It could be that younger generations are finding it hard to get and keep good paying jobs.  Those just out of college face the toughest job market in years.  Many have moved back in with their parents just to keep afloat.  They call them the “boomerang” generation because they return home.

Though many younger people want to donate, they just don’t have enough in savings or current income to warrant it.  Many are working in internships for free or minimum wage.

Another recent trend is that younger donors, under 50, want more visibility to see where their dollars are going.  They also want to see the charity’s results.

“Nearly 60 percent of millennials, and half of Generation X donors, said that seeing results from their contributions influenced their decision to give. By contrast, only a third of the oldest generation said the same.”

If you are a non-profit, look out because younger people also do not agree that cash gifts are the best way to donate.  They would much rather volunteer their time and efforts.  Though they said that, older people were more likely to have actually volunteered – 42 percent of people in their 70s versus 33 percent of millenials.

In terms of fundraising preferences, online giving is the best way.  Direct mail only works for people in their 70s and older.  Everyone else is going digital.  If you visit a non-profit’s website, you will almost always see a tab for donations.  If not, they really need to re-amp their site.
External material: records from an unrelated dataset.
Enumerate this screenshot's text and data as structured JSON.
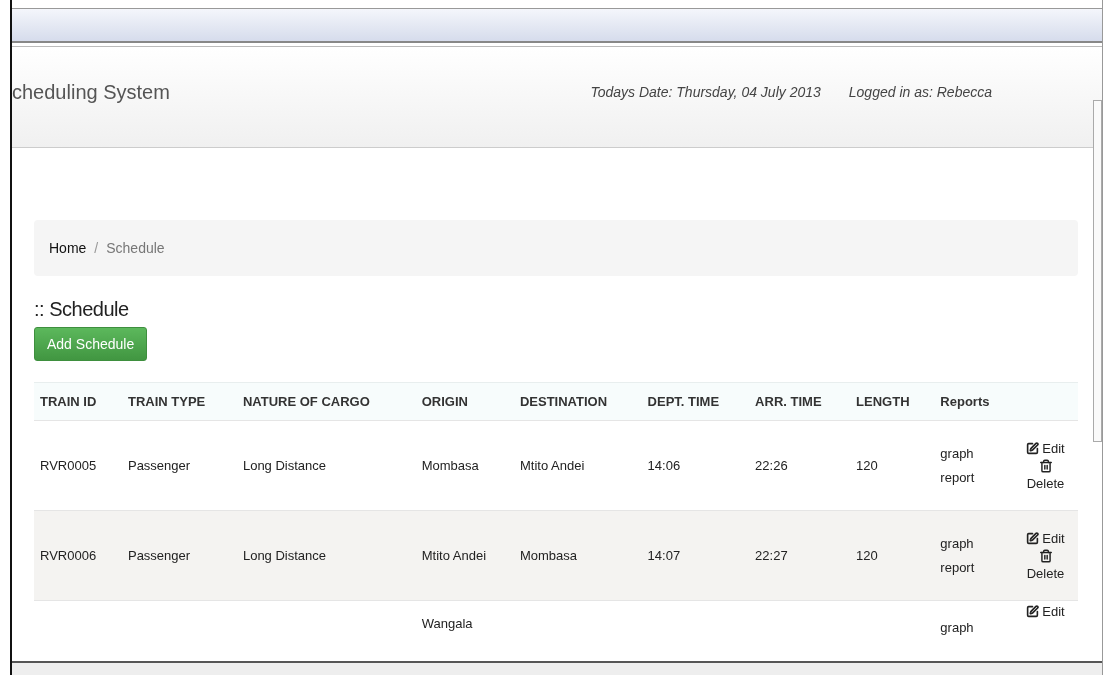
{
  "header": {
    "title": "cheduling System",
    "date": "Todays Date: Thursday, 04 July 2013",
    "user": "Logged in as: Rebecca"
  },
  "breadcrumb_separator": "/",
  "breadcrumb": [
    {
      "label": "Home",
      "selected": false
    },
    {
      "label": "Schedule",
      "selected": true
    }
  ],
  "heading": ":: Schedule",
  "add_button": "Add Schedule",
  "table": {
    "columns": [
      "TRAIN ID",
      "TRAIN TYPE",
      "NATURE OF CARGO",
      "ORIGIN",
      "DESTINATION",
      "DEPT. TIME",
      "ARR. TIME",
      "LENGTH",
      "Reports"
    ],
    "rows": [
      {
        "cells": {
          "train_id": "RVR0005",
          "train_type": "Passenger",
          "cargo": "Long Distance",
          "origin": "Mombasa",
          "destination": "Mtito Andei",
          "dept_time": "14:06",
          "arr_time": "22:26",
          "length": "120"
        },
        "reports": [
          "graph",
          "report"
        ],
        "actions": [
          "Edit",
          "Delete"
        ]
      },
      {
        "cells": {
          "train_id": "RVR0006",
          "train_type": "Passenger",
          "cargo": "Long Distance",
          "origin": "Mtito Andei",
          "destination": "Mombasa",
          "dept_time": "14:07",
          "arr_time": "22:27",
          "length": "120"
        },
        "reports": [
          "graph",
          "report"
        ],
        "actions": [
          "Edit",
          "Delete"
        ]
      },
      {
        "cells": {
          "origin": "Wangala"
        },
        "reports": [
          "graph"
        ],
        "actions": [
          "Edit"
        ]
      }
    ]
  }
}
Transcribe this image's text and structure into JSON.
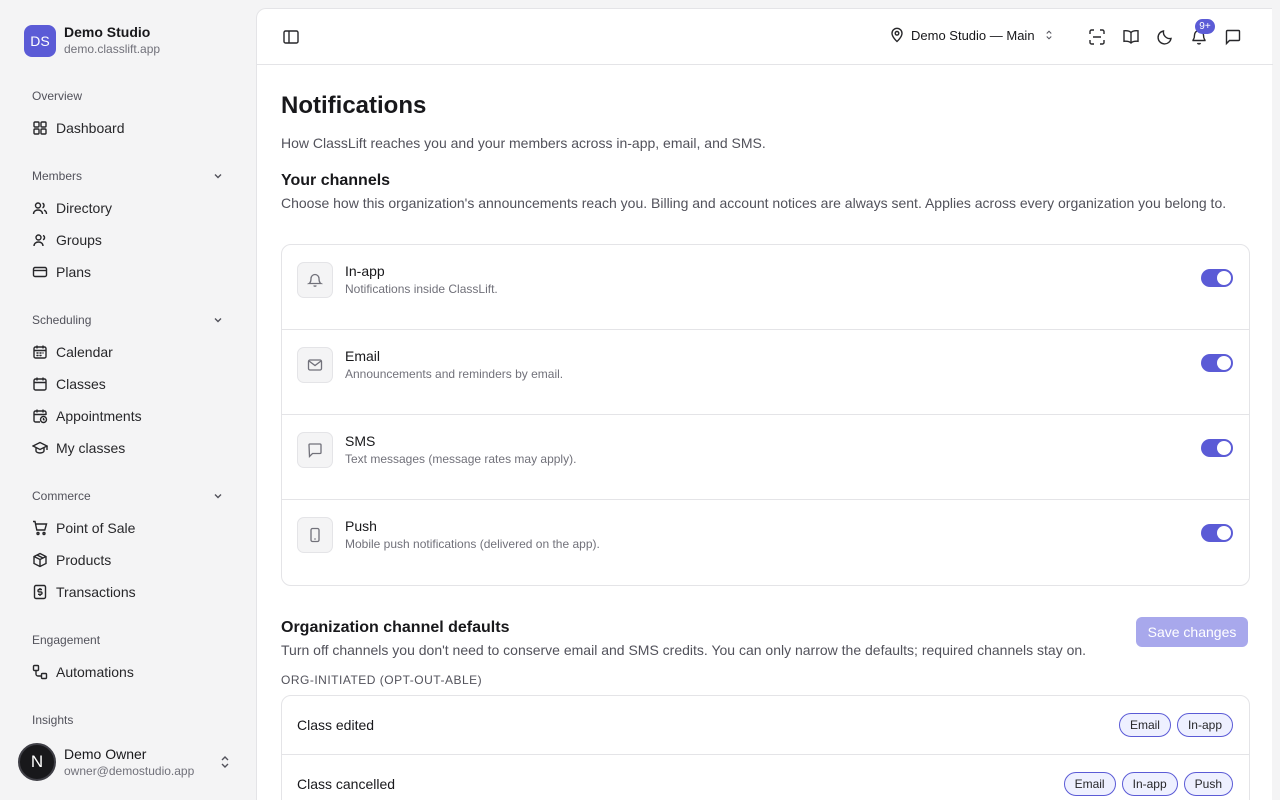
{
  "org": {
    "initials": "DS",
    "name": "Demo Studio",
    "domain": "demo.classlift.app"
  },
  "sidebar": {
    "overview_label": "Overview",
    "dashboard": "Dashboard",
    "members_label": "Members",
    "directory": "Directory",
    "groups": "Groups",
    "plans": "Plans",
    "scheduling_label": "Scheduling",
    "calendar": "Calendar",
    "classes": "Classes",
    "appointments": "Appointments",
    "my_classes": "My classes",
    "commerce_label": "Commerce",
    "point_of_sale": "Point of Sale",
    "products": "Products",
    "transactions": "Transactions",
    "engagement_label": "Engagement",
    "automations": "Automations",
    "insights_label": "Insights"
  },
  "user": {
    "initial": "N",
    "name": "Demo Owner",
    "email": "owner@demostudio.app"
  },
  "topbar": {
    "location": "Demo Studio — Main",
    "notification_count": "9+"
  },
  "page": {
    "title": "Notifications",
    "subtitle": "How ClassLift reaches you and your members across in-app, email, and SMS."
  },
  "channels": {
    "title": "Your channels",
    "description": "Choose how this organization's announcements reach you. Billing and account notices are always sent. Applies across every organization you belong to.",
    "items": [
      {
        "title": "In-app",
        "description": "Notifications inside ClassLift.",
        "icon": "bell-icon",
        "enabled": true
      },
      {
        "title": "Email",
        "description": "Announcements and reminders by email.",
        "icon": "mail-icon",
        "enabled": true
      },
      {
        "title": "SMS",
        "description": "Text messages (message rates may apply).",
        "icon": "message-icon",
        "enabled": true
      },
      {
        "title": "Push",
        "description": "Mobile push notifications (delivered on the app).",
        "icon": "smartphone-icon",
        "enabled": true
      }
    ]
  },
  "defaults": {
    "title": "Organization channel defaults",
    "description": "Turn off channels you don't need to conserve email and SMS credits. You can only narrow the defaults; required channels stay on.",
    "save_label": "Save changes",
    "group_label": "ORG-INITIATED (OPT-OUT-ABLE)",
    "rows": [
      {
        "title": "Class edited",
        "chips": [
          "Email",
          "In-app"
        ]
      },
      {
        "title": "Class cancelled",
        "chips": [
          "Email",
          "In-app",
          "Push"
        ]
      }
    ]
  },
  "colors": {
    "accent": "#5b5bd6",
    "accent_disabled": "#a8a8ec"
  }
}
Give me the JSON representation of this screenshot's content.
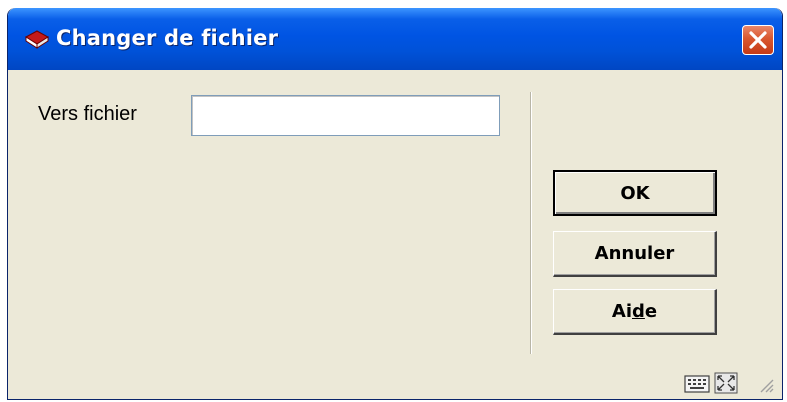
{
  "window": {
    "title": "Changer de fichier",
    "title_icon": "book-icon",
    "close_icon": "close-icon"
  },
  "form": {
    "target_label": "Vers fichier",
    "target_value": "",
    "target_placeholder": ""
  },
  "buttons": {
    "ok_label": "OK",
    "cancel_label": "Annuler",
    "help_label_before": "Ai",
    "help_label_underlined": "d",
    "help_label_after": "e"
  },
  "status_bar": {
    "icons": [
      "keyboard-icon",
      "expand-icon",
      "resize-grip-icon"
    ]
  },
  "colors": {
    "title_bar": "#0054e3",
    "dialog_background": "#ece9d8",
    "close_button": "#d9572f"
  }
}
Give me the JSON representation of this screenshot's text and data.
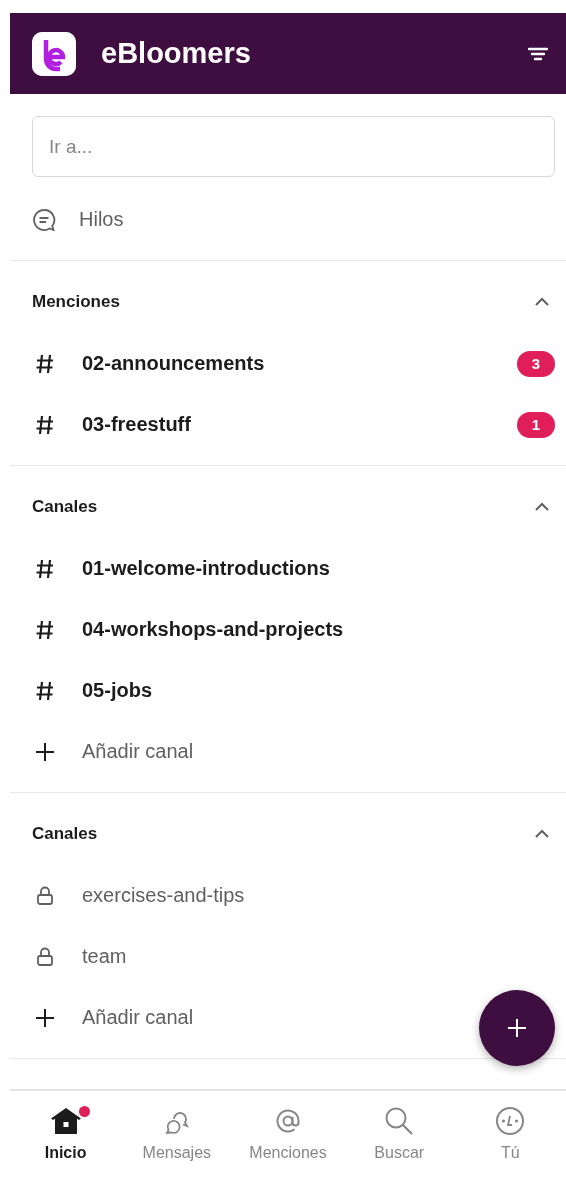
{
  "header": {
    "title": "eBloomers"
  },
  "search": {
    "placeholder": "Ir a..."
  },
  "threads": {
    "label": "Hilos"
  },
  "sections": [
    {
      "title": "Menciones",
      "expanded": true,
      "items": [
        {
          "kind": "channel",
          "name": "02-announcements",
          "unread": true,
          "badge": "3"
        },
        {
          "kind": "channel",
          "name": "03-freestuff",
          "unread": true,
          "badge": "1"
        }
      ]
    },
    {
      "title": "Canales",
      "expanded": true,
      "items": [
        {
          "kind": "channel",
          "name": "01-welcome-introductions",
          "unread": true
        },
        {
          "kind": "channel",
          "name": "04-workshops-and-projects",
          "unread": true
        },
        {
          "kind": "channel",
          "name": "05-jobs",
          "unread": true
        },
        {
          "kind": "add",
          "name": "Añadir canal",
          "unread": false
        }
      ]
    },
    {
      "title": "Canales",
      "expanded": true,
      "items": [
        {
          "kind": "private",
          "name": "exercises-and-tips",
          "unread": false
        },
        {
          "kind": "private",
          "name": "team",
          "unread": false
        },
        {
          "kind": "add",
          "name": "Añadir canal",
          "unread": false
        }
      ]
    }
  ],
  "nav": [
    {
      "kind": "home",
      "label": "Inicio",
      "selected": true,
      "notification": true
    },
    {
      "kind": "messages",
      "label": "Mensajes",
      "selected": false,
      "notification": false
    },
    {
      "kind": "mentions",
      "label": "Menciones",
      "selected": false,
      "notification": false
    },
    {
      "kind": "search",
      "label": "Buscar",
      "selected": false,
      "notification": false
    },
    {
      "kind": "profile",
      "label": "Tú",
      "selected": false,
      "notification": false
    }
  ]
}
However, what all generations are asking for is back story.  They want to feel a connection to a cause if they are going to donate.  It’s important to bring people in and talk to them about what the organization is actually doing.  Story matters.